While most AMMs host liquidity pools comprising two separate assets, only the bin corresponding to the current market price comprises both assets in a pairing on Joe v2.
A single asset is provided to bins above the current price, with the second asset provided to bins below the market. Once a particular bin is depleted — meaning that all of one asset has been removed from the pool by traders and only a single asset remains in the bin — the exchange will shift trading to the next bin, also adjusting the asset’s price in the process.
“Concentrated liquidity already offers vast improvements over the traditional AMM model by being very capital efficient,” Trader Joe said. “Because users can choose at what prices they want to provide liquidity, there are much fewer tokens sitting idle and contributing nothing to swaps.”
Increased Impermanent Loss
However, the team told The Defiant that liquidity providers should ensure they understand the risks associated with employing concentrating liquidity-based strategies and potentially explore hedging using other products such as derivatives.

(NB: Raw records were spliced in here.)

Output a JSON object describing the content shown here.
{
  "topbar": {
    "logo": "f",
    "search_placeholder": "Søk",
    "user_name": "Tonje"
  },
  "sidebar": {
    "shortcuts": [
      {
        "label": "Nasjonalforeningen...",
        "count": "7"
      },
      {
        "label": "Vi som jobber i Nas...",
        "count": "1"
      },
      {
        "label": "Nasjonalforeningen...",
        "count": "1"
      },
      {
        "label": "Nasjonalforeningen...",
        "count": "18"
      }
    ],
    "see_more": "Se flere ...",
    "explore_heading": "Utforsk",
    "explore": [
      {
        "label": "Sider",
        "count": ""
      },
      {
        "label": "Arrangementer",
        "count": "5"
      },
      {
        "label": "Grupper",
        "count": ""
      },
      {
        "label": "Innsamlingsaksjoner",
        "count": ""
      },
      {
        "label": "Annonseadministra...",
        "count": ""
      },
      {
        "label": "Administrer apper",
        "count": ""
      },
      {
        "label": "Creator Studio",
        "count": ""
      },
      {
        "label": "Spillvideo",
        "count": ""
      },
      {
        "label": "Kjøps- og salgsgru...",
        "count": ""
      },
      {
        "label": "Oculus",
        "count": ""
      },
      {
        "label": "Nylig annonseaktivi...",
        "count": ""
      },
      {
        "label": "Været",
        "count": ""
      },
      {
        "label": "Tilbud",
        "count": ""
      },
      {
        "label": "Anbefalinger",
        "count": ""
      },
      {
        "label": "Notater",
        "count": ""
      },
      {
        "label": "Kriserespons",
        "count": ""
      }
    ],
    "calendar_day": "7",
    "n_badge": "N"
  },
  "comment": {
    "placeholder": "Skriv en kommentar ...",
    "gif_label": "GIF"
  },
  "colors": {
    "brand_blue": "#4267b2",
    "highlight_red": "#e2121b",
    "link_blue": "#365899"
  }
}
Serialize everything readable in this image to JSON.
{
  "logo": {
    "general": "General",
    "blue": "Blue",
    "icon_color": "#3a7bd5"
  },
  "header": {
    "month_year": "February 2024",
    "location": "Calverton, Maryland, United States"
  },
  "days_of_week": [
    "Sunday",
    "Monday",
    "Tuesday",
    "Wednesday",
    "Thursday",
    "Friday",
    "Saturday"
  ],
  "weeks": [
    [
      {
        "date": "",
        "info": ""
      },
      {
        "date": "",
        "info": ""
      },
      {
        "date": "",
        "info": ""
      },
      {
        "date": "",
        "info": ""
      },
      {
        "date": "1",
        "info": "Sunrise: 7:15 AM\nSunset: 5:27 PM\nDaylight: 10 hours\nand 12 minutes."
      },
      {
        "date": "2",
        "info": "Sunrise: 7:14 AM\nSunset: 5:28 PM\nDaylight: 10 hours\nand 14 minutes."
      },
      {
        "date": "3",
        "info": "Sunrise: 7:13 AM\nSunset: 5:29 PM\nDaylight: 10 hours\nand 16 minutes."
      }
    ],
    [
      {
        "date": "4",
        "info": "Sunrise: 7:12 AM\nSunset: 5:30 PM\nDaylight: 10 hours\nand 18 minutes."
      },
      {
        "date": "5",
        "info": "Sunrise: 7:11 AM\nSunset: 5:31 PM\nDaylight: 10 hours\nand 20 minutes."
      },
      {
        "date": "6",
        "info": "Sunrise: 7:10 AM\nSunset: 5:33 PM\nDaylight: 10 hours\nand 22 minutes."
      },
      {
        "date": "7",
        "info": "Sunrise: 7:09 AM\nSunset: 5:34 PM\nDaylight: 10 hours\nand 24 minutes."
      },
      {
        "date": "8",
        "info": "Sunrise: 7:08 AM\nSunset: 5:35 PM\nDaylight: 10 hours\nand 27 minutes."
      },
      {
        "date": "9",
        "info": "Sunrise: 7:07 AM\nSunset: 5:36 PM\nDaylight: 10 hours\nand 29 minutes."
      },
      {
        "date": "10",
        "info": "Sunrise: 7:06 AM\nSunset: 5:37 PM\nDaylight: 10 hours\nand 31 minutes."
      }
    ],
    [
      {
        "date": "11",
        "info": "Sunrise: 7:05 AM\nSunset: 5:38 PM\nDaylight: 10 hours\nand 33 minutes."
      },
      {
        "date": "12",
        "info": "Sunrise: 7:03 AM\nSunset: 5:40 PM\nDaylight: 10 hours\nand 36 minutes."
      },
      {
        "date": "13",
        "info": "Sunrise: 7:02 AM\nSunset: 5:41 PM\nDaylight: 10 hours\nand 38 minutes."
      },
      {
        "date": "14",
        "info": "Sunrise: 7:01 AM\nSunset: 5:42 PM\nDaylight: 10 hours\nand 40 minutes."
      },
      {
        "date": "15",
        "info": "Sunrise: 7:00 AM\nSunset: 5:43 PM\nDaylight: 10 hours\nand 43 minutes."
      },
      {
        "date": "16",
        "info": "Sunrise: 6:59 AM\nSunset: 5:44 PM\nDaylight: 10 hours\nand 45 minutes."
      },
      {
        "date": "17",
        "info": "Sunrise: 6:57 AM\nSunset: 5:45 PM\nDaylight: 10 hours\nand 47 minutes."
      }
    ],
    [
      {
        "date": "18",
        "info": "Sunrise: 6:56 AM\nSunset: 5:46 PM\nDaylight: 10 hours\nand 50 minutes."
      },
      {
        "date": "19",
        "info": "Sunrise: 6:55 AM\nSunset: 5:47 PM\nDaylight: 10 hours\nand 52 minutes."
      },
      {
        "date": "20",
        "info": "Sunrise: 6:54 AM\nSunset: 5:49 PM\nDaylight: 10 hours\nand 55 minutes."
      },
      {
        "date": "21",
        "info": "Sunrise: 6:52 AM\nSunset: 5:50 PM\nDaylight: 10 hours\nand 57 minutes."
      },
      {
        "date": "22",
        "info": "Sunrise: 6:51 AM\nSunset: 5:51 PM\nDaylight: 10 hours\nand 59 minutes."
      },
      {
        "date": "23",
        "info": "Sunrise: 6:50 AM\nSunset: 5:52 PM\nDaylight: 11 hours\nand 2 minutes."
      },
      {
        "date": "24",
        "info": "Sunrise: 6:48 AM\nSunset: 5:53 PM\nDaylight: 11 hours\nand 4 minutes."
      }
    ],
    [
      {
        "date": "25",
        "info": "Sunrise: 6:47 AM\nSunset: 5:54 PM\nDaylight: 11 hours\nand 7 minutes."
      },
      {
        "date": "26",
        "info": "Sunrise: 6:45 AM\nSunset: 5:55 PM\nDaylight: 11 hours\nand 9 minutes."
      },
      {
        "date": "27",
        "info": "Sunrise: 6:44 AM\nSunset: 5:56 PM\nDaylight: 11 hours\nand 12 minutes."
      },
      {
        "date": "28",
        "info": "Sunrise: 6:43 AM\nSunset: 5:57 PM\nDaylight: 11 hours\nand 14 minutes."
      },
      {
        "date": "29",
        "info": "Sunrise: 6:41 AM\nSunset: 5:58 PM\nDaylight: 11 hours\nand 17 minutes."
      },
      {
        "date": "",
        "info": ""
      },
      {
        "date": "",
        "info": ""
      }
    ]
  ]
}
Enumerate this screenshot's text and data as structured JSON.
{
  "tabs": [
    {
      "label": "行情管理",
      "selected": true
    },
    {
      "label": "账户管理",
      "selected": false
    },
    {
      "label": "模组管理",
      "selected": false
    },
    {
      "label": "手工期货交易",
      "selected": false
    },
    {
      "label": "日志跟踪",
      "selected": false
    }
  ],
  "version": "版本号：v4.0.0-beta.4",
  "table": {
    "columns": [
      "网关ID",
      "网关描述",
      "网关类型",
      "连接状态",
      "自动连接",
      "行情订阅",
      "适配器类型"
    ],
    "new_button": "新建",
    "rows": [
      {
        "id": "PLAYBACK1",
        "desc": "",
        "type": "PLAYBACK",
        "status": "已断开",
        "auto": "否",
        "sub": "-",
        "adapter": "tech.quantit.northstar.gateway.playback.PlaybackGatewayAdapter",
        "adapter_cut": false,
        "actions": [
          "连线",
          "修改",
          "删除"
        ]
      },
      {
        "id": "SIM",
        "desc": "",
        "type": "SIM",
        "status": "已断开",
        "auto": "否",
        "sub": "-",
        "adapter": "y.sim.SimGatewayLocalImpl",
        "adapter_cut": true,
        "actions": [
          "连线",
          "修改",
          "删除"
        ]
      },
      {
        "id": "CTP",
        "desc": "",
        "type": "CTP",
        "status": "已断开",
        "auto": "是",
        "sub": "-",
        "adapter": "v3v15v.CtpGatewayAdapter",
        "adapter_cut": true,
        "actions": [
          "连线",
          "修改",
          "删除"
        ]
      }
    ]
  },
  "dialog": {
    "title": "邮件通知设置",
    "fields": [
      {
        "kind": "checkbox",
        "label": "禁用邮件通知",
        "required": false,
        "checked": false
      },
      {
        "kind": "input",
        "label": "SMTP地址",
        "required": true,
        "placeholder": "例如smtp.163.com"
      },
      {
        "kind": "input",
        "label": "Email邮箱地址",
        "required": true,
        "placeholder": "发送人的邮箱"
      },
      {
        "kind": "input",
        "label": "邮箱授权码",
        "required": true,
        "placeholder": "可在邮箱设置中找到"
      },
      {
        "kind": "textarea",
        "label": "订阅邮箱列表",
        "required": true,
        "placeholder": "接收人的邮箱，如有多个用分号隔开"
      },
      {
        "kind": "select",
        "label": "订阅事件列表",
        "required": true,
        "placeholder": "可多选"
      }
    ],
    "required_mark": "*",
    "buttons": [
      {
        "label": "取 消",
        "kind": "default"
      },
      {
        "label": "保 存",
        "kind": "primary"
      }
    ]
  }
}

“There is added divergence risk (a.k.a impermanent loss) if the positions are not well managed to stay in market range,” the team said. “For less savvy users, we also plan to offer an automated vault that will help users manage their liquidity positions automatically.”
The Liquidity Book design means Joe v2 is not reliant on external oracles like Chainlink for its prices. The Trader Joe team told The Defiant that fair market value will be maintained by arbitrageurs who will step in to take advantage of price discrepancies between assets traded on Joe v2 and other exchanges.
Joe v2 also introduces an internal “volatility accumulator” mechanism designed to measure market volatility and inform the platform’s variable fee without using external data feeds.
Liquidity providers earn higher fees during periods of increased volatility and lower fees when the markets are calm.
The volatility accumulator works by measuring how many bins a trade is executed across, and the time elapsed since a particular asset pairing was last swapped.
Swap fees are split between a base fee and a variable fee, with variable fees theoretically capped at a maximum of 10%. However, Trader Joe told The Defiant that variable fees will not reach the maximum threshold due to a limit on the upper bounds of its volatility accumulator.
Trader Joe said the variable fee feature is intended to mitigate the divergent loss suffered by liquidity providers during periods of significant price fluctuations. The team added that while retail users are unlikely to notice a significant change in the price of fees, whales and arbitrage bots “will have to pay their fair share.”
The team emphasized that liquidity positions are represented by fungible tokens that closely resemble the ERC-20 token standard, unlike the nonfungible LP tokens issued to Uniswap v3’s liquidity providers. This enables composability and product integrations with third-party projects.
Trader Joe also told The Defiant it plans to introduce limit order functionality for Joe v2 in the near future.
Transactions executed on Trader Joe will be routed between both the v1 and v2 platforms to provide traders with the best pricing available moving forward.
Trader Joe is not the only DEX to throw its hat into the concentrated liquidity ring, with Orca offering its own solution on Solana in March, and QuickSwap teaming up with Algebra on Polygon last month.
Trader Joe is currently the 15th-ranked DEX by total value locked with $190.7M, according to DeFi Llama. Its JOE token is currently trading at $0.27 with a $86M market cap.
JOE Price. Source: The Defiant Terminal